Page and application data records
—————

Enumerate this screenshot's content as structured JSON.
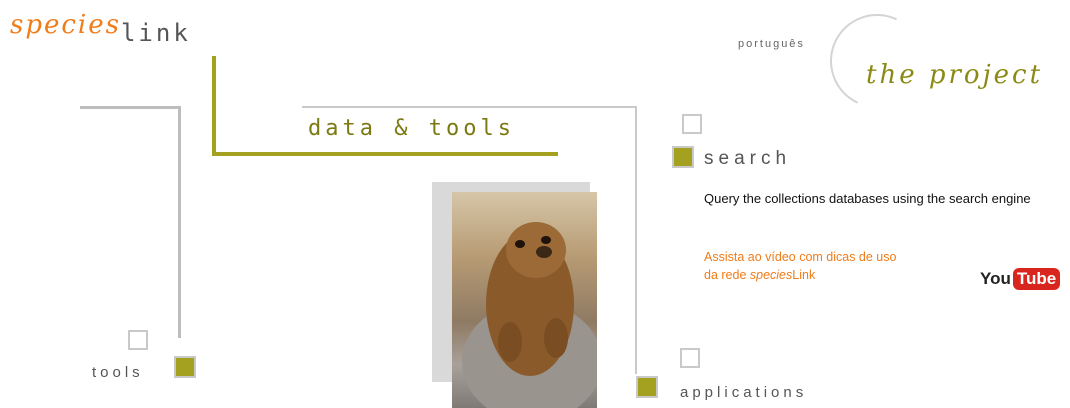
{
  "logo": {
    "species": "species",
    "link": "link"
  },
  "header": {
    "language_link": "português",
    "project_link": "the project"
  },
  "nav": {
    "data_tools": "data & tools",
    "search": "search",
    "tools": "tools",
    "applications": "applications"
  },
  "search_panel": {
    "description": "Query the collections databases using the search engine",
    "video_line1": "Assista ao vídeo com dicas de uso",
    "video_line2_prefix": "da rede ",
    "video_line2_italic": "species",
    "video_line2_suffix": "Link",
    "youtube_you": "You",
    "youtube_tube": "Tube"
  },
  "colors": {
    "accent_olive": "#a3a11f",
    "orange": "#f07c1a",
    "gray": "#bdbdbd"
  },
  "icons": {
    "photo": "marmot-photo"
  }
}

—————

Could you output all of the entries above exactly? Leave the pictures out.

Result below:
Enumerate this screenshot's content as structured JSON.
{
  "logo": {
    "species": "species",
    "link": "link"
  },
  "header": {
    "language_link": "português",
    "project_link": "the project"
  },
  "nav": {
    "data_tools": "data & tools",
    "search": "search",
    "tools": "tools",
    "applications": "applications"
  },
  "search_panel": {
    "description": "Query the collections databases using the search engine",
    "video_line1": "Assista ao vídeo com dicas de uso",
    "video_line2_prefix": "da rede ",
    "video_line2_italic": "species",
    "video_line2_suffix": "Link",
    "youtube_you": "You",
    "youtube_tube": "Tube"
  },
  "colors": {
    "accent_olive": "#a3a11f",
    "orange": "#f07c1a",
    "gray": "#bdbdbd"
  },
  "icons": {
    "photo": "marmot-photo"
  }
}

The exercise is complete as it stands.